The derivation and characterization of a neuroattenuated reassortant clone (RFC 25/B.5) of California serogroup bunyavirus was described previously (M. J. Endres, A. Valsamakis, F. Gonzalez-Scarano, and N. Nathanson, J. Virol. 64:1927-1933, 1990). To map the RNA segment responsible for this attenuation, a panel of reassortants was constructed between the attenuated clone B.5 (genotype TLL) and a virulent clone (B1-1a) of reciprocal genotype (LTT). Parent viruses and clones representing all of the six possible reassortants were examined for neurovirulence by intracerebral injection in adult mice. Reassortants bearing the large RNA segment from the virulent parent were almost as virulent as the virulent parent virus, while reassortants bearing the large RNA segment from the avirulent parent virus exhibited low or intermediate virulence. These results indicate that the large RNA segment is the major determinant of neuroattenuation of clone B.5. In addition to its neuroattenuation, clone B.5 was temperature sensitive and exhibited an altered plaque morphology. These phenotypes also segregated with the large RNA segment. The importance of the large RNA segment (which encodes the viral polymerase) in neurovirulence contrasts with prior studies which indicate that the ability to cause lethal encephalitis after peripheral injection of suckling mice (neuroinvasiveness) is primarily determined by the middle-sized RNA segment, which encodes the viral glycoproteins.
|Original language||English (US)|

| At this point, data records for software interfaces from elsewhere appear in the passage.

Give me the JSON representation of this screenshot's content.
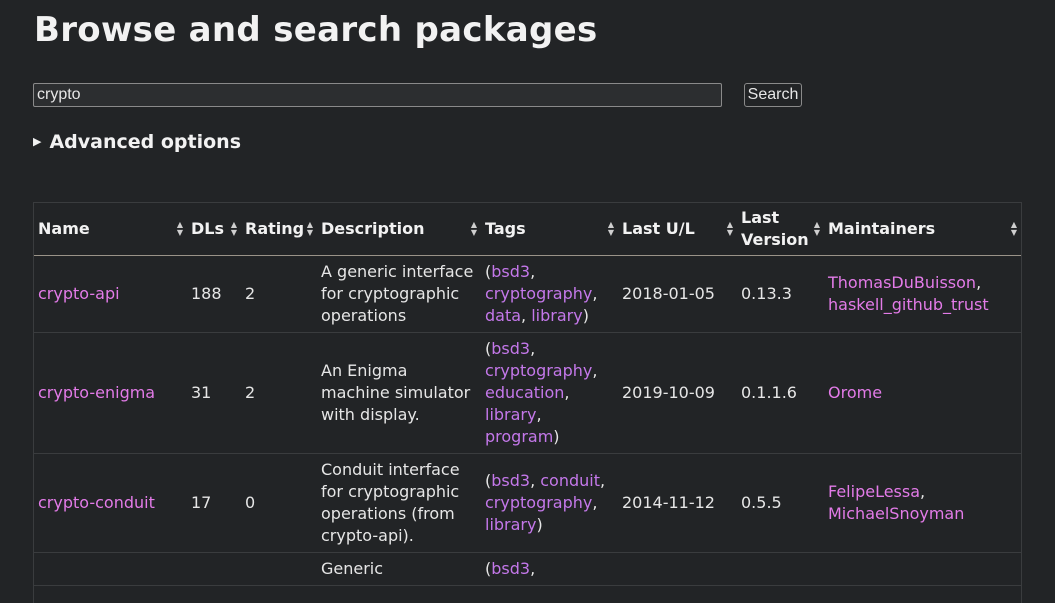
{
  "page": {
    "title": "Browse and search packages"
  },
  "search": {
    "value": "crypto",
    "button_label": "Search"
  },
  "advanced": {
    "label": "Advanced options",
    "toggle_glyph": "▶"
  },
  "table": {
    "headers": {
      "name": "Name",
      "dls": "DLs",
      "rating": "Rating",
      "description": "Description",
      "tags": "Tags",
      "last_ul": "Last U/L",
      "last_version_1": "Last",
      "last_version_2": "Version",
      "maintainers": "Maintainers"
    },
    "rows": [
      {
        "name": "crypto-api",
        "dls": "188",
        "rating": "2",
        "description": "A generic interface for cryptographic operations",
        "tags": [
          "bsd3",
          "cryptography",
          "data",
          "library"
        ],
        "last_ul": "2018-01-05",
        "last_version": "0.13.3",
        "maintainers": [
          "ThomasDuBuisson",
          "haskell_github_trust"
        ]
      },
      {
        "name": "crypto-enigma",
        "dls": "31",
        "rating": "2",
        "description": "An Enigma machine simulator with display.",
        "tags": [
          "bsd3",
          "cryptography",
          "education",
          "library",
          "program"
        ],
        "last_ul": "2019-10-09",
        "last_version": "0.1.1.6",
        "maintainers": [
          "Orome"
        ]
      },
      {
        "name": "crypto-conduit",
        "dls": "17",
        "rating": "0",
        "description": "Conduit interface for cryptographic operations (from crypto-api).",
        "tags": [
          "bsd3",
          "conduit",
          "cryptography",
          "library"
        ],
        "last_ul": "2014-11-12",
        "last_version": "0.5.5",
        "maintainers": [
          "FelipeLessa",
          "MichaelSnoyman"
        ]
      },
      {
        "name": "",
        "dls": "",
        "rating": "",
        "description": "Generic",
        "tags": [
          "bsd3"
        ],
        "last_ul": "",
        "last_version": "",
        "maintainers": []
      }
    ]
  },
  "colors": {
    "background": "#222426",
    "link": "#e37be8",
    "tag": "#c478ea"
  }
}
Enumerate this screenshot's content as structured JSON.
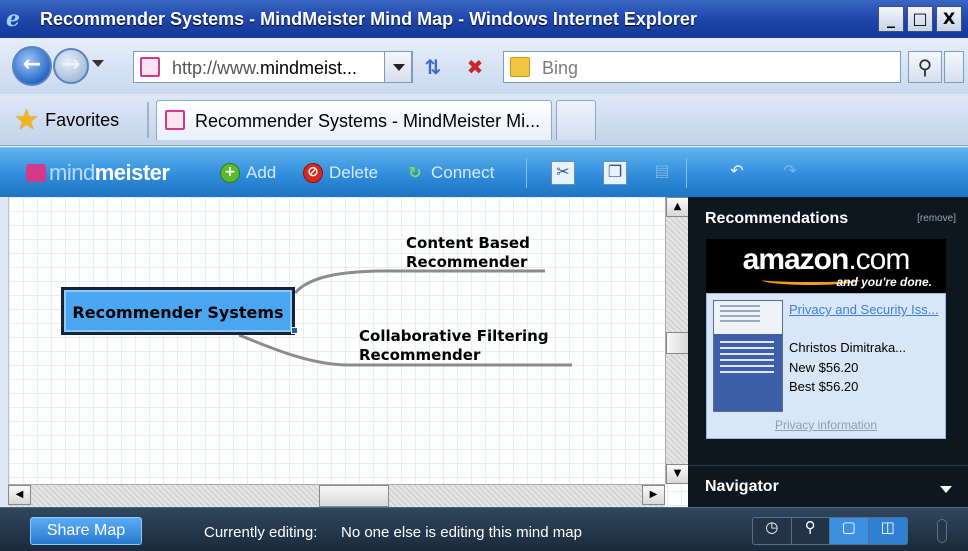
{
  "browser": {
    "title": "Recommender Systems - MindMeister Mind Map - Windows Internet Explorer",
    "window_buttons": {
      "minimize": "_",
      "maximize": "□",
      "close": "X"
    },
    "address": {
      "prefix": "http://www.",
      "domain": "mindmeist..."
    },
    "search": {
      "placeholder": "Bing"
    },
    "favorites_label": "Favorites",
    "tab_title": "Recommender Systems - MindMeister Mi..."
  },
  "toolbar": {
    "logo_light": "mind",
    "logo_bold": "meister",
    "add_label": "Add",
    "delete_label": "Delete",
    "connect_label": "Connect"
  },
  "mindmap": {
    "root": "Recommender Systems",
    "children": [
      {
        "line1": "Content Based",
        "line2": "Recommender"
      },
      {
        "line1": "Collaborative Filtering",
        "line2": "Recommender"
      }
    ]
  },
  "recommendations": {
    "title": "Recommendations",
    "remove_label": "[remove]",
    "ad_brand": "amazon",
    "ad_brand_suffix": ".com",
    "ad_tagline": "and you're done.",
    "product": {
      "title": "Privacy and Security Iss...",
      "author": "Christos Dimitraka...",
      "new_price": "New $56.20",
      "best_price": "Best $56.20"
    },
    "privacy_link": "Privacy information"
  },
  "navigator": {
    "title": "Navigator"
  },
  "status": {
    "share_label": "Share Map",
    "editing_label": "Currently editing:",
    "editing_value": "No one else is editing this mind map"
  },
  "colors": {
    "toolbar_blue": "#2e8ad8",
    "root_fill": "#4aa6f0",
    "panel_dark": "#0d1720",
    "amazon_orange": "#f19f1a"
  }
}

|Number of pages||6|
|Journal||Journal of Virology|
|State||Published - Jan 1 1991|
ASJC Scopus subject areas
- Insect Science